[Assignment]: Go through the entries below. Copy each line in which "title" appears.

[Data records]:

════════

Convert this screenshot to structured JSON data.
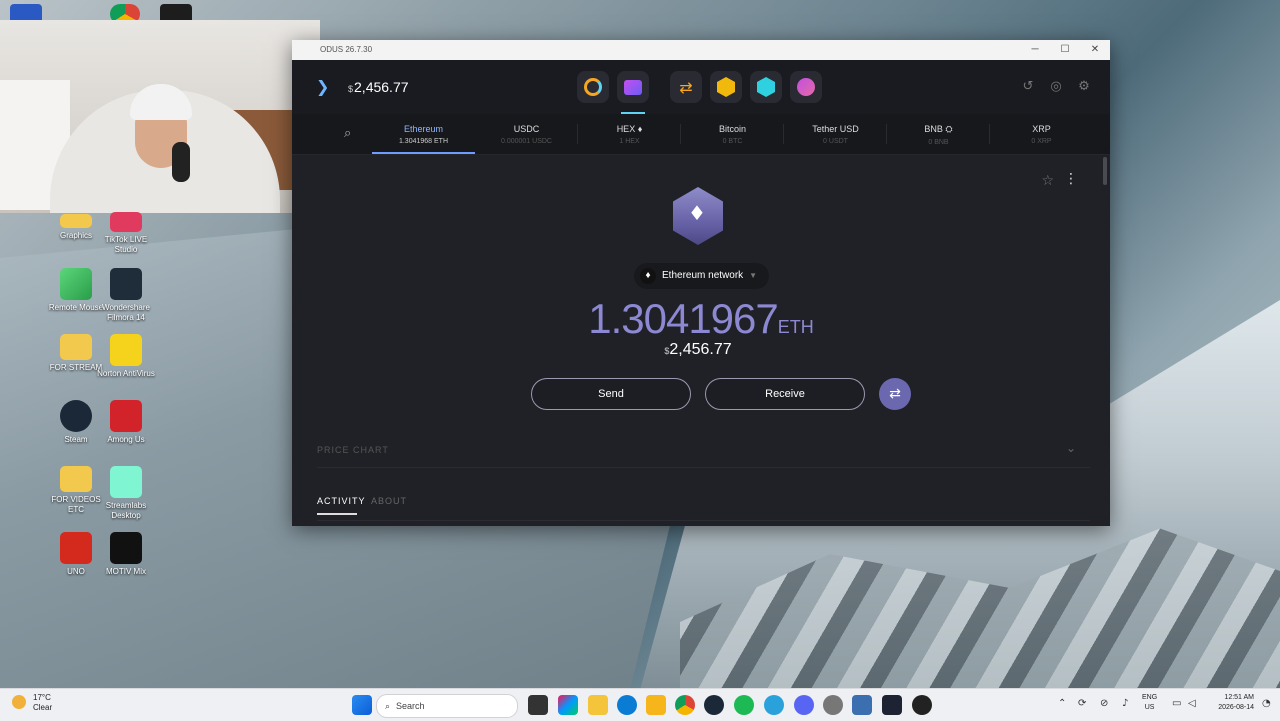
{
  "window": {
    "title": "ODUS 26.7.30"
  },
  "header": {
    "balance_symbol": "$",
    "balance": "2,456.77"
  },
  "assets": [
    {
      "name": "Ethereum",
      "amount": "1.3041968 ETH"
    },
    {
      "name": "USDC",
      "amount": "0.000001 USDC"
    },
    {
      "name": "HEX ♦",
      "amount": "1 HEX"
    },
    {
      "name": "Bitcoin",
      "amount": "0 BTC"
    },
    {
      "name": "Tether USD",
      "amount": "0 USDT"
    },
    {
      "name": "BNB ⛭",
      "amount": "0 BNB"
    },
    {
      "name": "XRP",
      "amount": "0 XRP"
    }
  ],
  "wallet": {
    "network": "Ethereum network",
    "amount": "1.3041967",
    "unit": "ETH",
    "fiat_symbol": "$",
    "fiat": "2,456.77",
    "send_label": "Send",
    "receive_label": "Receive",
    "price_chart_label": "PRICE CHART",
    "tab_activity": "ACTIVITY",
    "tab_about": "ABOUT"
  },
  "desktop_icons": [
    {
      "label": "Graphics"
    },
    {
      "label": "TikTok LIVE Studio"
    },
    {
      "label": "Remote Mouse"
    },
    {
      "label": "Wondershare Filmora 14"
    },
    {
      "label": "FOR STREAM"
    },
    {
      "label": "Norton AntiVirus"
    },
    {
      "label": "Steam"
    },
    {
      "label": "Among Us"
    },
    {
      "label": "FOR VIDEOS ETC"
    },
    {
      "label": "Streamlabs Desktop"
    },
    {
      "label": "UNO"
    },
    {
      "label": "MOTIV Mix"
    }
  ],
  "taskbar": {
    "weather_temp": "17°C",
    "weather_desc": "Clear",
    "search_placeholder": "Search",
    "lang_1": "ENG",
    "lang_2": "US",
    "time": "12:51 AM",
    "date": "2026-08-14"
  },
  "colors": {
    "accent": "#8d88d2",
    "window_bg": "#202127",
    "topbar_bg": "#1a1b20"
  }
}
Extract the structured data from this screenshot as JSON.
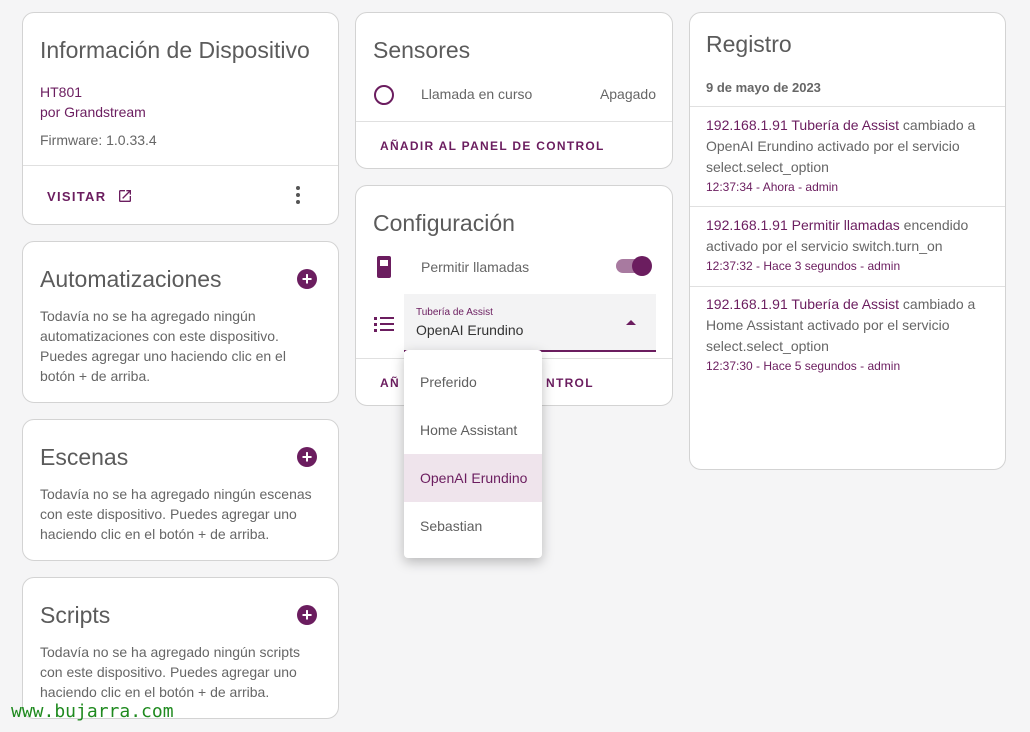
{
  "device_info": {
    "title": "Información de Dispositivo",
    "model": "HT801",
    "manufacturer": "por Grandstream",
    "firmware": "Firmware: 1.0.33.4",
    "visit_label": "VISITAR"
  },
  "automations": {
    "title": "Automatizaciones",
    "text": "Todavía no se ha agregado ningún automatizaciones con este dispositivo. Puedes agregar uno haciendo clic en el botón + de arriba."
  },
  "scenes": {
    "title": "Escenas",
    "text": "Todavía no se ha agregado ningún escenas con este dispositivo. Puedes agregar uno haciendo clic en el botón + de arriba."
  },
  "scripts": {
    "title": "Scripts",
    "text": "Todavía no se ha agregado ningún scripts con este dispositivo. Puedes agregar uno haciendo clic en el botón + de arriba."
  },
  "sensors": {
    "title": "Sensores",
    "items": [
      {
        "label": "Llamada en curso",
        "value": "Apagado"
      }
    ],
    "add_label": "AÑADIR AL PANEL DE CONTROL"
  },
  "config": {
    "title": "Configuración",
    "toggle_label": "Permitir llamadas",
    "toggle_on": true,
    "select_label": "Tubería de Assist",
    "select_value": "OpenAI Erundino",
    "add_label_visible_left": "AÑ",
    "add_label_visible_right": "NTROL",
    "options": [
      "Preferido",
      "Home Assistant",
      "OpenAI Erundino",
      "Sebastian"
    ],
    "selected_index": 2
  },
  "log": {
    "title": "Registro",
    "date": "9 de mayo de 2023",
    "entries": [
      {
        "source": "192.168.1.91 Tubería de Assist",
        "text": " cambiado a OpenAI Erundino activado por el servicio select.select_option",
        "time": "12:37:34 - Ahora - admin"
      },
      {
        "source": "192.168.1.91 Permitir llamadas",
        "text": " encendido activado por el servicio switch.turn_on",
        "time": "12:37:32 - Hace 3 segundos - admin"
      },
      {
        "source": "192.168.1.91 Tubería de Assist",
        "text": " cambiado a Home Assistant activado por el servicio select.select_option",
        "time": "12:37:30 - Hace 5 segundos - admin"
      }
    ]
  },
  "watermark": "www.bujarra.com",
  "colors": {
    "accent": "#6b1d5f",
    "background": "#f5f5f6"
  }
}
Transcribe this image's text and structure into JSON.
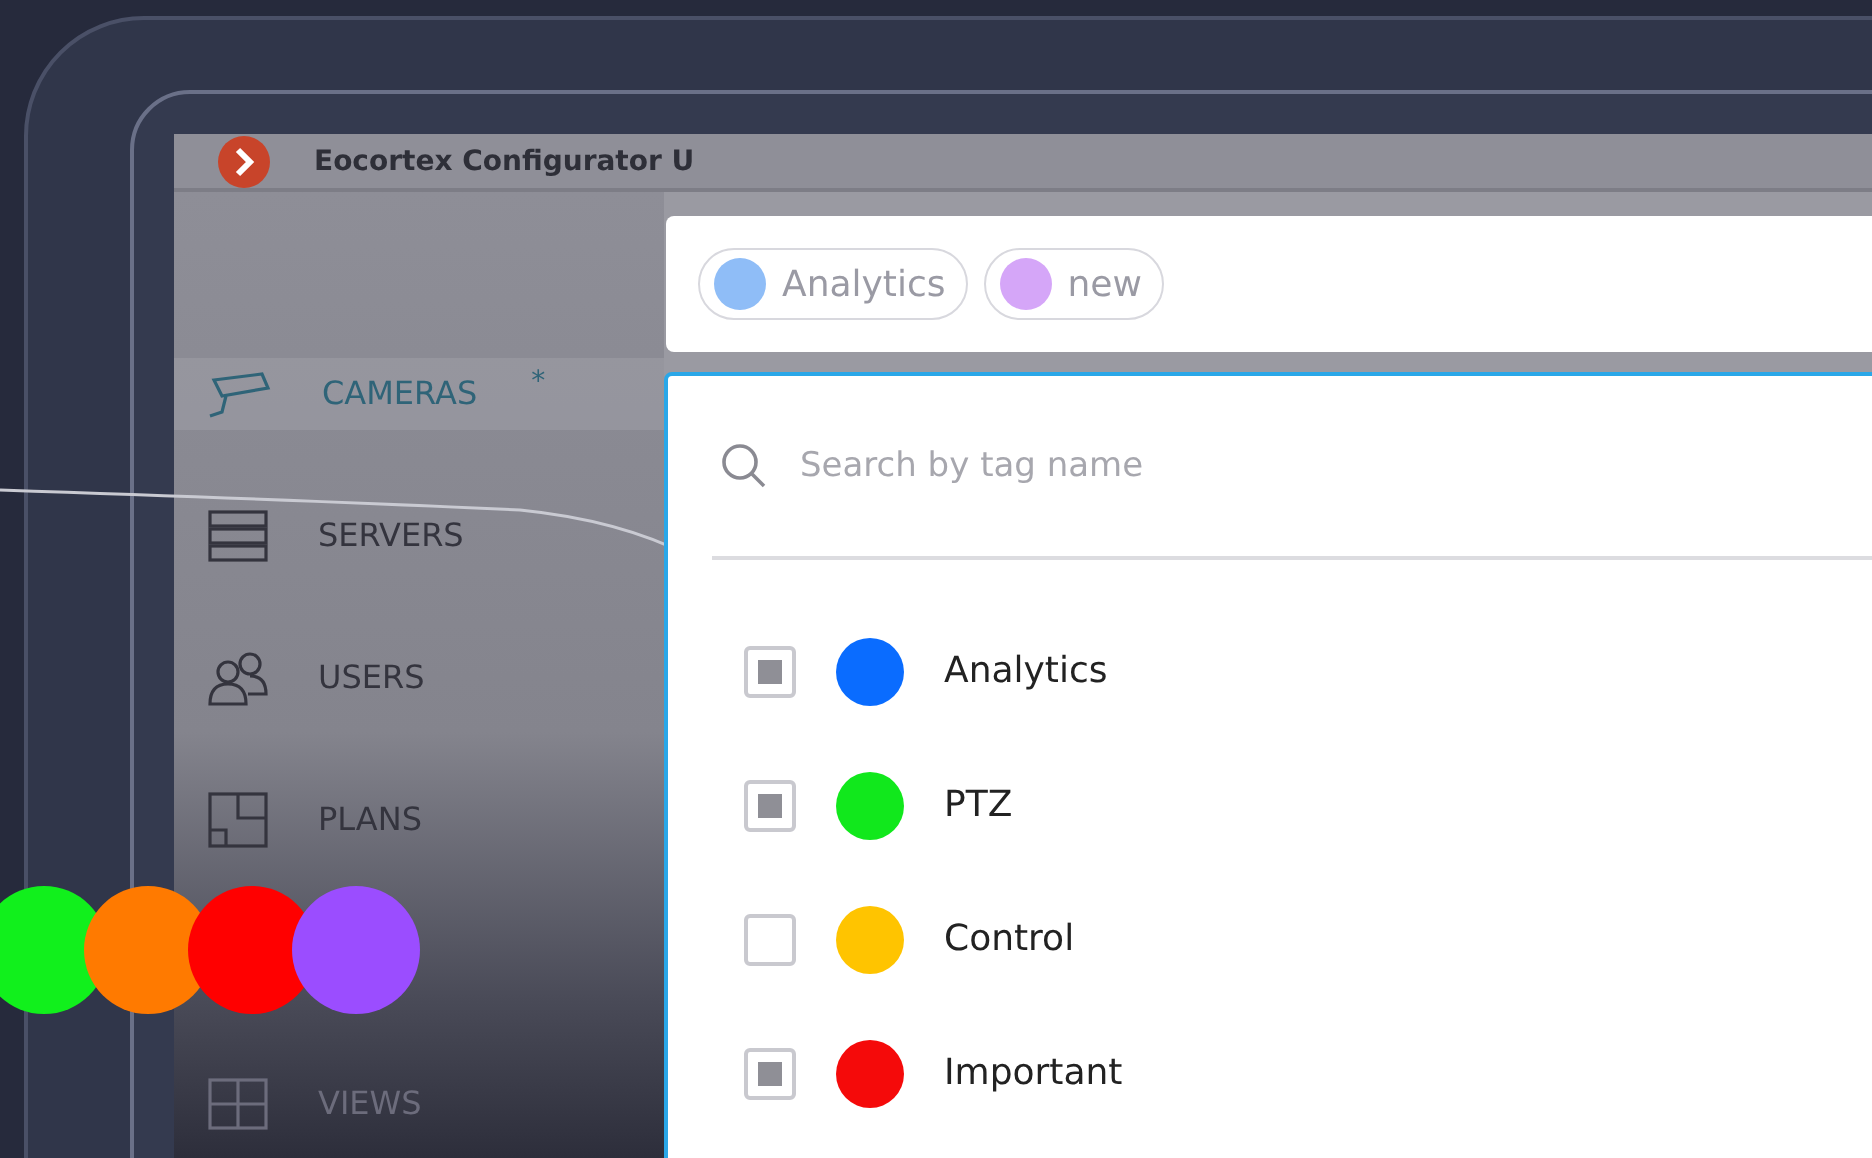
{
  "window": {
    "title": "Eocortex Configurator U"
  },
  "sidebar": {
    "items": [
      {
        "label": "CAMERAS",
        "badge": "*",
        "selected": true,
        "kind": "camera"
      },
      {
        "label": "SERVERS",
        "selected": false,
        "kind": "server"
      },
      {
        "label": "USERS",
        "selected": false,
        "kind": "users"
      },
      {
        "label": "PLANS",
        "selected": false,
        "kind": "plan"
      },
      {
        "label": "VIEWS",
        "selected": false,
        "kind": "view"
      }
    ]
  },
  "selected_tags": [
    {
      "label": "Analytics",
      "color": "#8fbdf7"
    },
    {
      "label": "new",
      "color": "#d5a6f8"
    }
  ],
  "tag_dropdown": {
    "search": {
      "placeholder": "Search by tag name"
    },
    "items": [
      {
        "label": "Analytics",
        "checked": true,
        "color": "#0a6cff"
      },
      {
        "label": "PTZ",
        "checked": true,
        "color": "#11e81c"
      },
      {
        "label": "Control",
        "checked": false,
        "color": "#ffc400"
      },
      {
        "label": "Important",
        "checked": true,
        "color": "#f50a0a"
      }
    ]
  },
  "color_dots": [
    {
      "color": "#11f01c"
    },
    {
      "color": "#ff7a00"
    },
    {
      "color": "#ff0000"
    },
    {
      "color": "#9b4dff"
    }
  ]
}
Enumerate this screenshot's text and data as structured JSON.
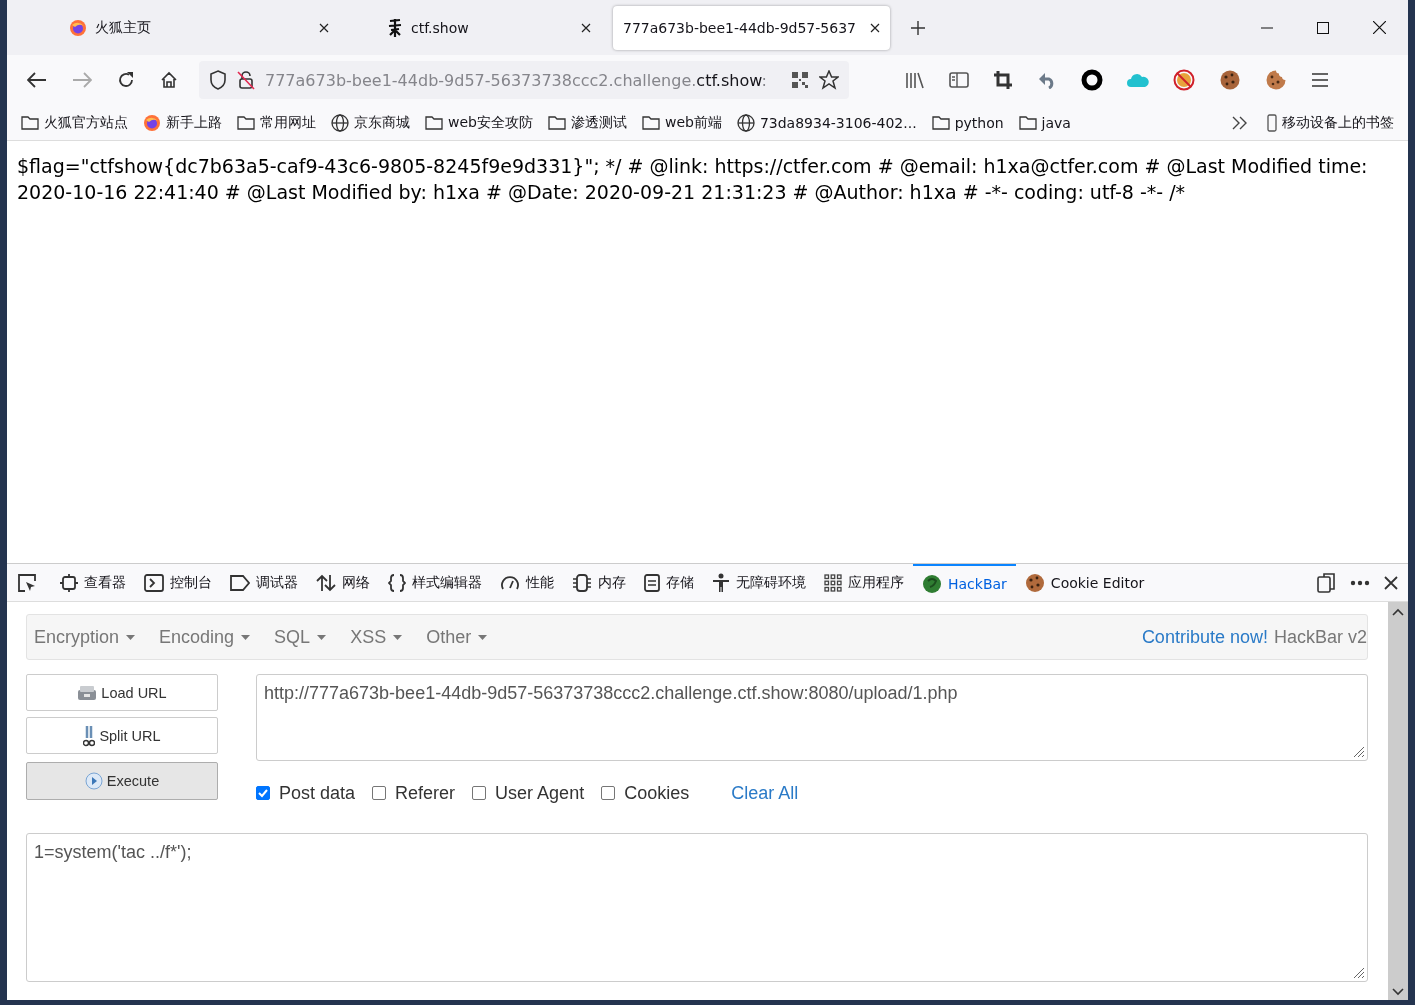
{
  "tabs": [
    {
      "title": "火狐主页",
      "kind": "firefox",
      "selected": false
    },
    {
      "title": "ctf.show",
      "kind": "ctf",
      "selected": false
    },
    {
      "title": "777a673b-bee1-44db-9d57-5637",
      "kind": "plain",
      "selected": true
    }
  ],
  "address": {
    "host_prefix": "777a673b-bee1-44db-9d57-56373738ccc2.challenge.",
    "domain": "ctf.show",
    "suffix": ":"
  },
  "bookmarks": [
    {
      "label": "火狐官方站点",
      "kind": "folder"
    },
    {
      "label": "新手上路",
      "kind": "firefox"
    },
    {
      "label": "常用网址",
      "kind": "folder"
    },
    {
      "label": "京东商城",
      "kind": "globe"
    },
    {
      "label": "web安全攻防",
      "kind": "folder"
    },
    {
      "label": "渗透测试",
      "kind": "folder"
    },
    {
      "label": "web前端",
      "kind": "folder"
    },
    {
      "label": "73da8934-3106-402...",
      "kind": "globe"
    },
    {
      "label": "python",
      "kind": "folder"
    },
    {
      "label": "java",
      "kind": "folder"
    }
  ],
  "mobile_bookmarks": "移动设备上的书签",
  "page_text": "$flag=\"ctfshow{dc7b63a5-caf9-43c6-9805-8245f9e9d331}\"; */ # @link: https://ctfer.com # @email: h1xa@ctfer.com # @Last Modified time: 2020-10-16 22:41:40 # @Last Modified by: h1xa # @Date: 2020-09-21 21:31:23 # @Author: h1xa # -*- coding: utf-8 -*- /*",
  "devtools_tabs": [
    {
      "label": "查看器",
      "selected": false
    },
    {
      "label": "控制台",
      "selected": false
    },
    {
      "label": "调试器",
      "selected": false
    },
    {
      "label": "网络",
      "selected": false
    },
    {
      "label": "样式编辑器",
      "selected": false
    },
    {
      "label": "性能",
      "selected": false
    },
    {
      "label": "内存",
      "selected": false
    },
    {
      "label": "存储",
      "selected": false
    },
    {
      "label": "无障碍环境",
      "selected": false
    },
    {
      "label": "应用程序",
      "selected": false
    },
    {
      "label": "HackBar",
      "selected": true
    },
    {
      "label": "Cookie Editor",
      "selected": false
    }
  ],
  "hackbar": {
    "menus": [
      "Encryption",
      "Encoding",
      "SQL",
      "XSS",
      "Other"
    ],
    "contribute": "Contribute now!",
    "version": "HackBar v2",
    "buttons": [
      {
        "label": "Load URL",
        "pressed": false
      },
      {
        "label": "Split URL",
        "pressed": false
      },
      {
        "label": "Execute",
        "pressed": true
      }
    ],
    "url": "http://777a673b-bee1-44db-9d57-56373738ccc2.challenge.ctf.show:8080/upload/1.php",
    "options": [
      {
        "label": "Post data",
        "checked": true
      },
      {
        "label": "Referer",
        "checked": false
      },
      {
        "label": "User Agent",
        "checked": false
      },
      {
        "label": "Cookies",
        "checked": false
      }
    ],
    "clear_all": "Clear All",
    "post_body": "1=system('tac  ../f*');"
  }
}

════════

[Answer section]:
    "title": "ODUS 26.7.30"
    "title": "Información de Dispositivo",
    "title": "Automatizaciones",
    "title": "Escenas",
    "title": "Scripts",
    "title": "Sensores",
    "title": "Configuración",
    "title": "Registro",
    "title": "Eocortex Configurator U"
      "title": "火狐主页",
      "title": "ctf.show",
      "title": "777a673b-bee1-44db-9d57-5637",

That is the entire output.